Now that all of these nmap scan types, option settings, and information screens have been documented, how can this conglomeration of data help an organization with real-world security requirements?

The following scenarios are common examples that are found in many organizations. These are written from the perspective of a network or security manager who provides uptime and availability of an organization's systems. It's also assumed that the security team will have nmap scanning systems that run with privileged access.

With every nmap scan, there are some options that are always recommended. The verbose option should always be specified at its highest level (-vv), and the universal output format (-oA) should also be used. Since the differently formatted nmap output files occasionally contain different pieces of information, saving the nmap information into all formats can provide important information after the scan. It's also assumed that the security team will have nmap scanning system that run with privileged access.

The --excludefile option should also be used with every nmap scan. The exclude file should be updated with the most important IP addresses in the organization, or the IP addresses that should never be scanned under any circumstances. Nmap scans that operate without incident on some systems may have far-reaching effects on others! For example, an older telephone system or a legacy router may not be able to provide the resources required by nmap, and these systems may crash or become unavailable if the nmap scan is too aggressive.
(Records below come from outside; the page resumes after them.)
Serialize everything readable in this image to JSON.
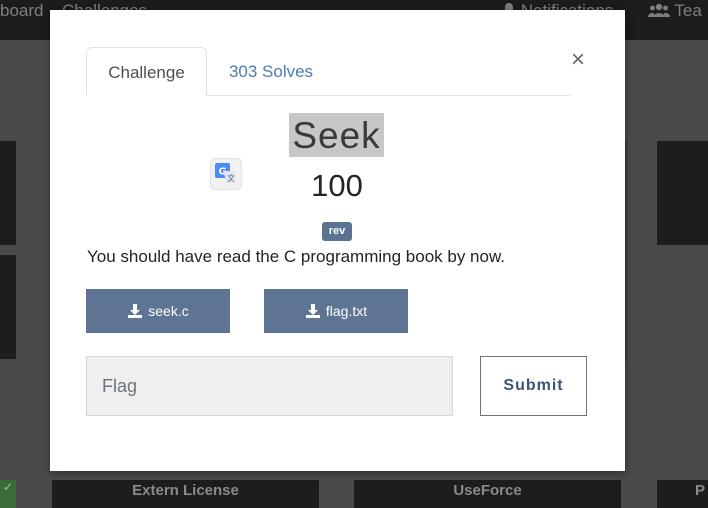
{
  "navbar": {
    "scoreboard_label": "board",
    "challenges_label": "Challenges",
    "notifications_label": "Notifications",
    "team_label": "Tea"
  },
  "background_cards": [
    {
      "label": ""
    },
    {
      "label": ""
    },
    {
      "label": ""
    },
    {
      "label": "Extern License"
    },
    {
      "label": "UseForce"
    },
    {
      "label": "P"
    }
  ],
  "modal": {
    "tabs": [
      {
        "label": "Challenge"
      },
      {
        "label": "303 Solves"
      }
    ],
    "close_label": "×",
    "challenge_name": "Seek",
    "challenge_value": "100",
    "category_tag": "rev",
    "description": "You should have read the C programming book by now.",
    "files": [
      {
        "name": "seek.c",
        "icon": "download-icon"
      },
      {
        "name": "flag.txt",
        "icon": "download-icon"
      }
    ],
    "flag_input": {
      "placeholder": "Flag",
      "value": ""
    },
    "submit_label": "Submit"
  }
}
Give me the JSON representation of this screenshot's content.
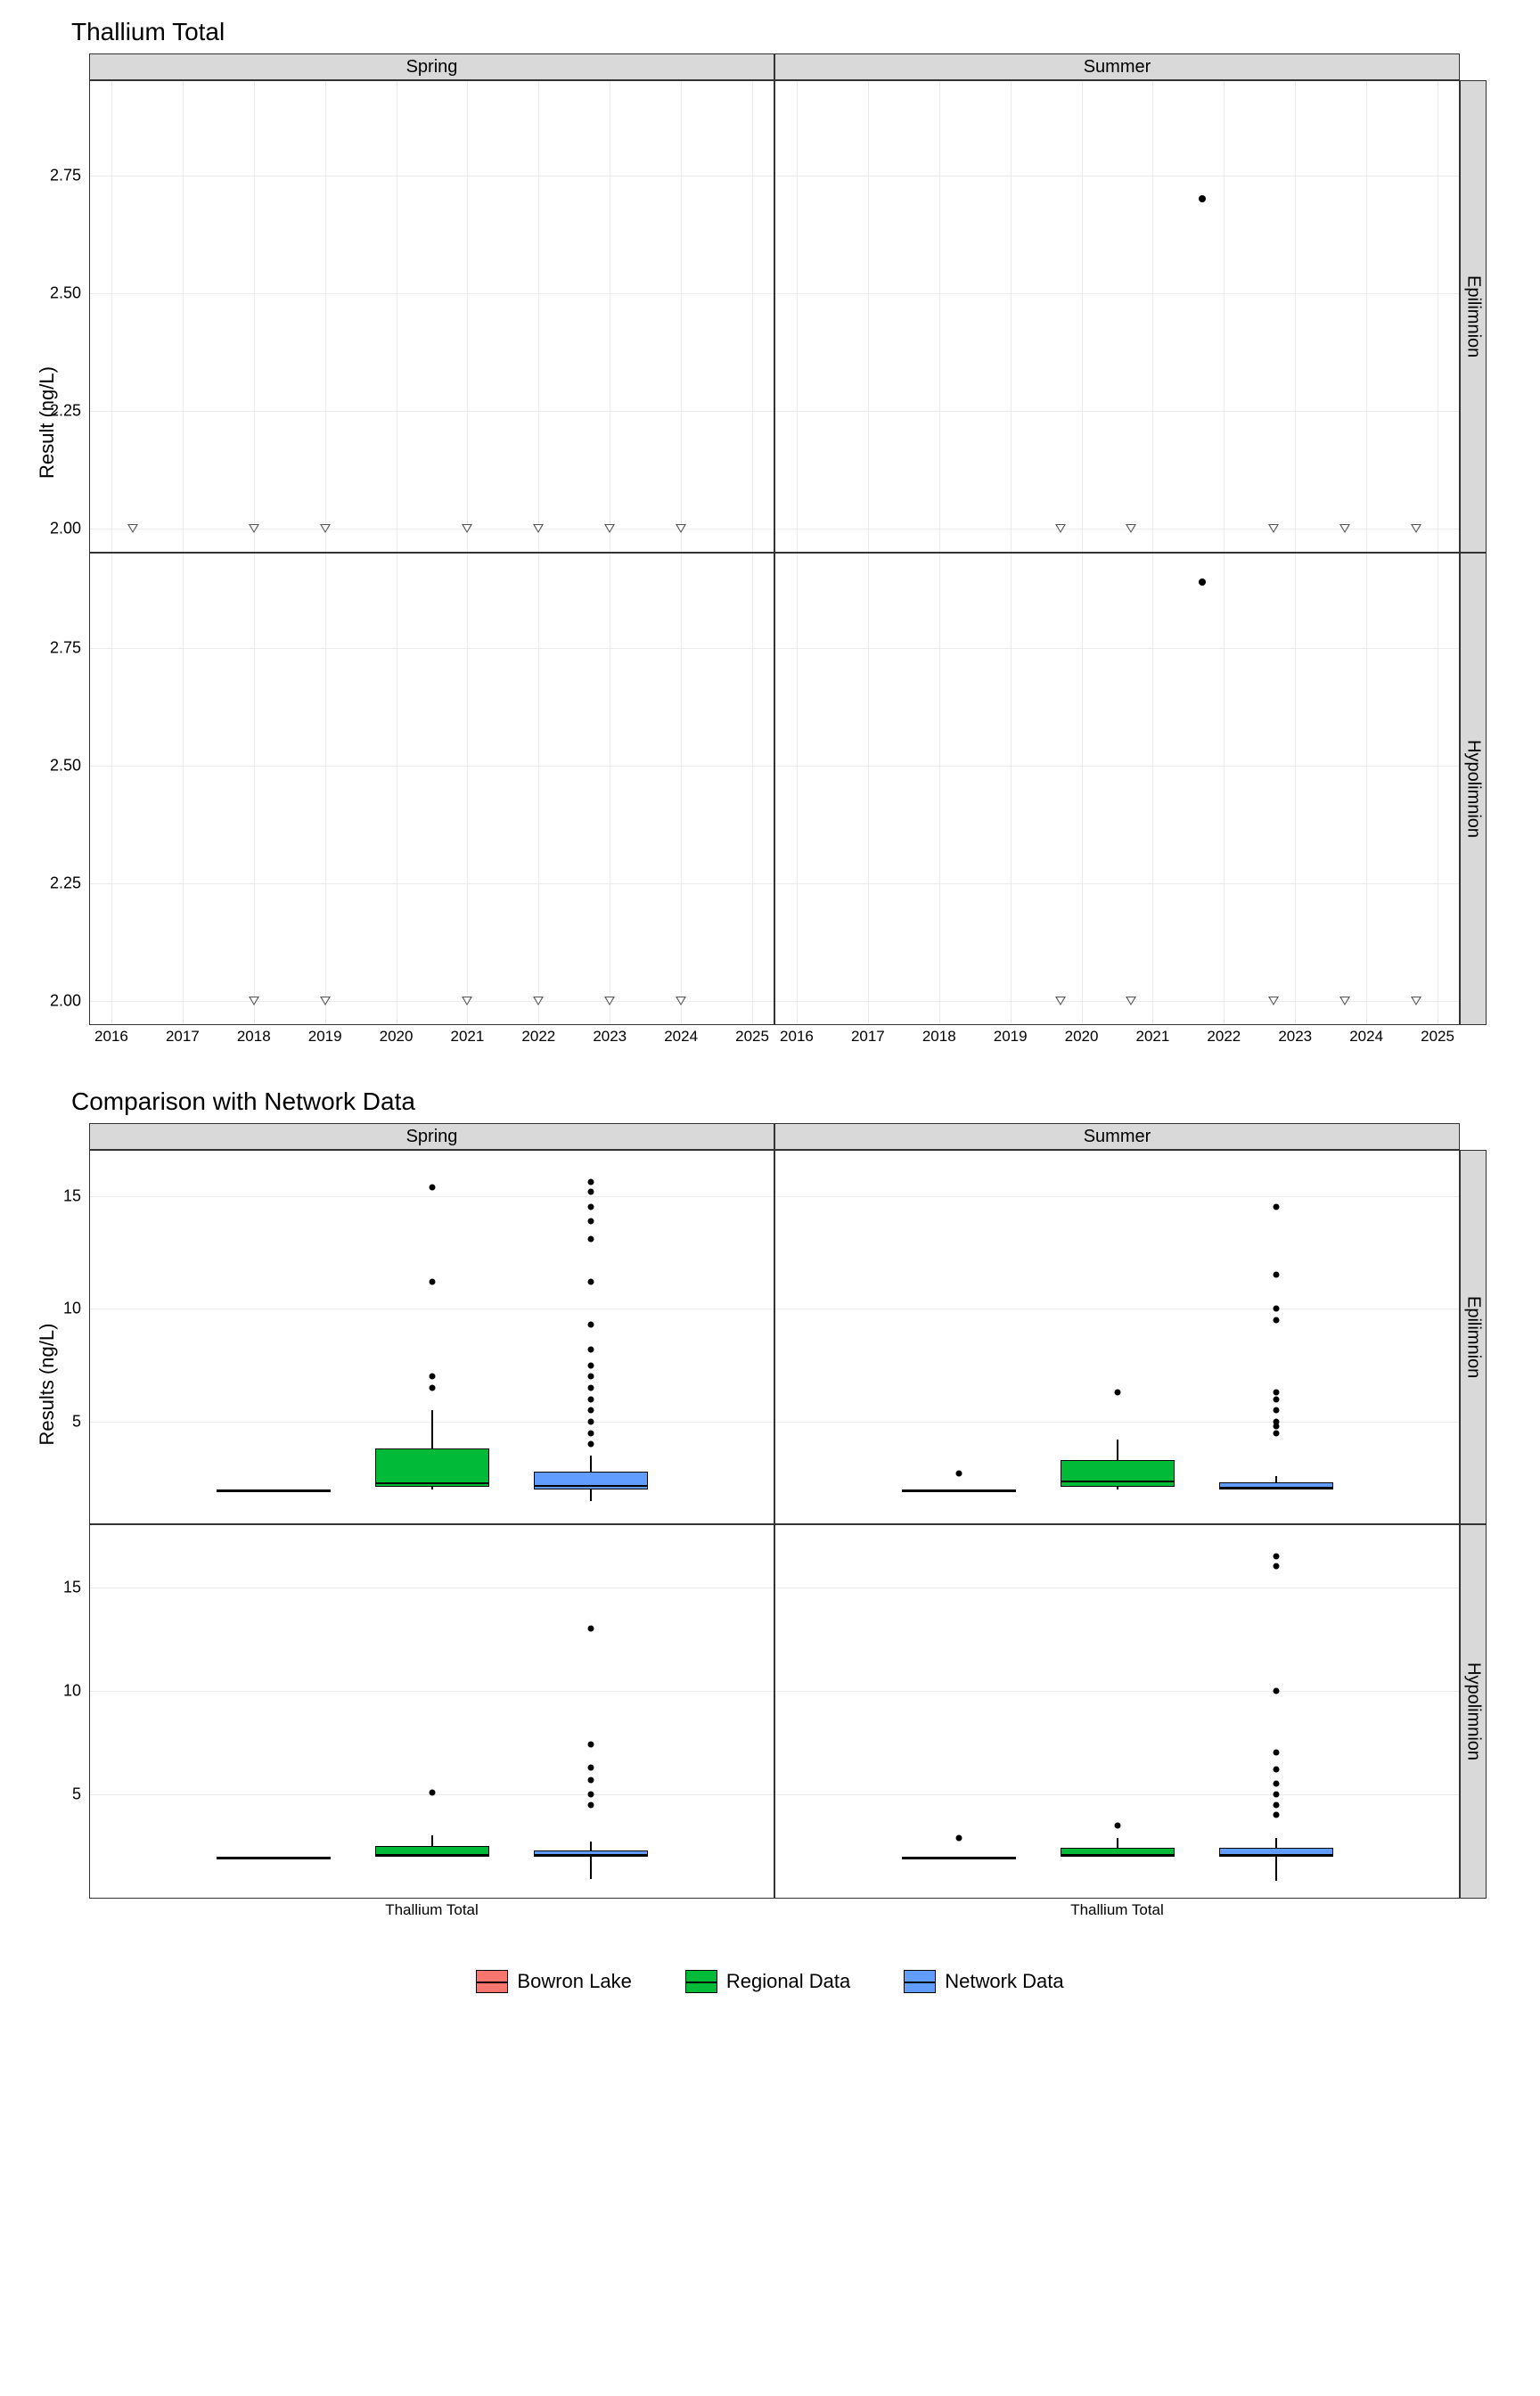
{
  "chart_data": [
    {
      "id": "top",
      "type": "scatter",
      "title": "Thallium Total",
      "ylabel": "Result (ng/L)",
      "x_ticks": [
        2016,
        2017,
        2018,
        2019,
        2020,
        2021,
        2022,
        2023,
        2024,
        2025
      ],
      "y_ticks_epi": [
        2.0,
        2.25,
        2.5,
        2.75
      ],
      "y_ticks_hypo": [
        2.0,
        2.25,
        2.5,
        2.75
      ],
      "facets_col": [
        "Spring",
        "Summer"
      ],
      "facets_row": [
        "Epilimnion",
        "Hypolimnion"
      ],
      "series": [
        {
          "panel": "Spring-Epilimnion",
          "type": "censored",
          "points": [
            [
              2016.3,
              2.0
            ],
            [
              2018,
              2.0
            ],
            [
              2019,
              2.0
            ],
            [
              2021,
              2.0
            ],
            [
              2022,
              2.0
            ],
            [
              2023,
              2.0
            ],
            [
              2024,
              2.0
            ]
          ]
        },
        {
          "panel": "Summer-Epilimnion",
          "type": "censored",
          "points": [
            [
              2019.7,
              2.0
            ],
            [
              2020.7,
              2.0
            ],
            [
              2022.7,
              2.0
            ],
            [
              2023.7,
              2.0
            ],
            [
              2024.7,
              2.0
            ]
          ]
        },
        {
          "panel": "Summer-Epilimnion",
          "type": "detected",
          "points": [
            [
              2021.7,
              2.7
            ]
          ]
        },
        {
          "panel": "Spring-Hypolimnion",
          "type": "censored",
          "points": [
            [
              2018,
              2.0
            ],
            [
              2019,
              2.0
            ],
            [
              2021,
              2.0
            ],
            [
              2022,
              2.0
            ],
            [
              2023,
              2.0
            ],
            [
              2024,
              2.0
            ]
          ]
        },
        {
          "panel": "Summer-Hypolimnion",
          "type": "censored",
          "points": [
            [
              2019.7,
              2.0
            ],
            [
              2020.7,
              2.0
            ],
            [
              2022.7,
              2.0
            ],
            [
              2023.7,
              2.0
            ],
            [
              2024.7,
              2.0
            ]
          ]
        },
        {
          "panel": "Summer-Hypolimnion",
          "type": "detected",
          "points": [
            [
              2021.7,
              2.89
            ]
          ]
        }
      ]
    },
    {
      "id": "bottom",
      "type": "boxplot",
      "title": "Comparison with Network Data",
      "ylabel": "Results (ng/L)",
      "x_category": "Thallium Total",
      "y_ticks_epi": [
        5,
        10,
        15
      ],
      "y_ticks_hypo": [
        5,
        10,
        15
      ],
      "facets_col": [
        "Spring",
        "Summer"
      ],
      "facets_row": [
        "Epilimnion",
        "Hypolimnion"
      ],
      "legend": [
        {
          "name": "Bowron Lake",
          "color": "#f8766d"
        },
        {
          "name": "Regional Data",
          "color": "#00ba38"
        },
        {
          "name": "Network Data",
          "color": "#619cff"
        }
      ],
      "data": {
        "Spring-Epilimnion": [
          {
            "group": "Bowron Lake",
            "min": 2.0,
            "q1": 2.0,
            "median": 2.0,
            "q3": 2.0,
            "max": 2.0,
            "outliers": []
          },
          {
            "group": "Regional Data",
            "min": 2.0,
            "q1": 2.1,
            "median": 2.3,
            "q3": 3.8,
            "max": 5.5,
            "outliers": [
              6.5,
              7.0,
              11.2,
              15.4
            ]
          },
          {
            "group": "Network Data",
            "min": 1.5,
            "q1": 2.0,
            "median": 2.2,
            "q3": 2.8,
            "max": 3.5,
            "outliers": [
              4.0,
              4.5,
              5.0,
              5.5,
              6.0,
              6.5,
              7.0,
              7.5,
              8.2,
              9.3,
              11.2,
              13.1,
              13.9,
              14.5,
              15.2,
              15.6
            ]
          }
        ],
        "Summer-Epilimnion": [
          {
            "group": "Bowron Lake",
            "min": 2.0,
            "q1": 2.0,
            "median": 2.0,
            "q3": 2.0,
            "max": 2.0,
            "outliers": [
              2.7
            ]
          },
          {
            "group": "Regional Data",
            "min": 2.0,
            "q1": 2.1,
            "median": 2.4,
            "q3": 3.3,
            "max": 4.2,
            "outliers": [
              6.3
            ]
          },
          {
            "group": "Network Data",
            "min": 2.0,
            "q1": 2.0,
            "median": 2.1,
            "q3": 2.3,
            "max": 2.6,
            "outliers": [
              4.5,
              4.8,
              5.0,
              5.5,
              6.0,
              6.3,
              9.5,
              10.0,
              11.5,
              14.5
            ]
          }
        ],
        "Spring-Hypolimnion": [
          {
            "group": "Bowron Lake",
            "min": 2.0,
            "q1": 2.0,
            "median": 2.0,
            "q3": 2.0,
            "max": 2.0,
            "outliers": []
          },
          {
            "group": "Regional Data",
            "min": 2.0,
            "q1": 2.0,
            "median": 2.1,
            "q3": 2.5,
            "max": 3.0,
            "outliers": [
              5.1
            ]
          },
          {
            "group": "Network Data",
            "min": 0.9,
            "q1": 2.0,
            "median": 2.1,
            "q3": 2.3,
            "max": 2.7,
            "outliers": [
              4.5,
              5.0,
              5.7,
              6.3,
              7.4,
              13.0
            ]
          }
        ],
        "Summer-Hypolimnion": [
          {
            "group": "Bowron Lake",
            "min": 2.0,
            "q1": 2.0,
            "median": 2.0,
            "q3": 2.0,
            "max": 2.0,
            "outliers": [
              2.9
            ]
          },
          {
            "group": "Regional Data",
            "min": 2.0,
            "q1": 2.0,
            "median": 2.1,
            "q3": 2.4,
            "max": 2.9,
            "outliers": [
              3.5
            ]
          },
          {
            "group": "Network Data",
            "min": 0.8,
            "q1": 2.0,
            "median": 2.1,
            "q3": 2.4,
            "max": 2.9,
            "outliers": [
              4.0,
              4.5,
              5.0,
              5.5,
              6.2,
              7.0,
              10.0,
              16.0,
              16.5
            ]
          }
        ]
      }
    }
  ]
}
Exclude options always take priority over any includes, so identifying these IP addresses in an exclude file will ensure that they are never scanned by nmap.